Yet on that same Sunday, the parking lots of Kroger, Walmart, liquors stores and other commercial operations within minutes of the church were packed with cars. These businesses were jammed with people. Not one person received a quarantine notice. Gov. Beshear targeted churchgoers parked in a church parking lot to intimidate and isolate them.

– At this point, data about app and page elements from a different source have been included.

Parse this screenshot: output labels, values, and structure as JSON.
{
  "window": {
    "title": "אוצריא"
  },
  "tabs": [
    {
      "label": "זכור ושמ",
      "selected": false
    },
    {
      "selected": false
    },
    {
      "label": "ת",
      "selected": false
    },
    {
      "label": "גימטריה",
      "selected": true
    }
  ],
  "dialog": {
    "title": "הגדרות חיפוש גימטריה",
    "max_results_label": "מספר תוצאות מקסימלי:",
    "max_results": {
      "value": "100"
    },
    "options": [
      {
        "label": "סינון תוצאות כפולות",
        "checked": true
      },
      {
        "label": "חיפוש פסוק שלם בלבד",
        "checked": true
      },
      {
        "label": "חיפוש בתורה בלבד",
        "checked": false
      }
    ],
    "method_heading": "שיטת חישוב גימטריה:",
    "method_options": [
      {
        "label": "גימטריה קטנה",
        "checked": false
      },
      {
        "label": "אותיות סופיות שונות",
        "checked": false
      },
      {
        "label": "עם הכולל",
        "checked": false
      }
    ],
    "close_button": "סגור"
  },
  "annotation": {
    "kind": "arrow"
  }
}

Liberty Counsel Founder and Chairman Mat Staver said, “The Court of Appeals reaffirmed that Maryville Baptist Church continues to have the protection of the injunction that blocked Gov. Andy Beshear’s prior orders. Churches have a constitutional right to meet, and the First Amendment does not disappear during a crisis. Governor Beshear clearly targeted this church and violated these church members’ religious freedom. If Gov. Beshear attempts to reimpose restrictions on churches, we will return to the Court of Appeals to stop him.”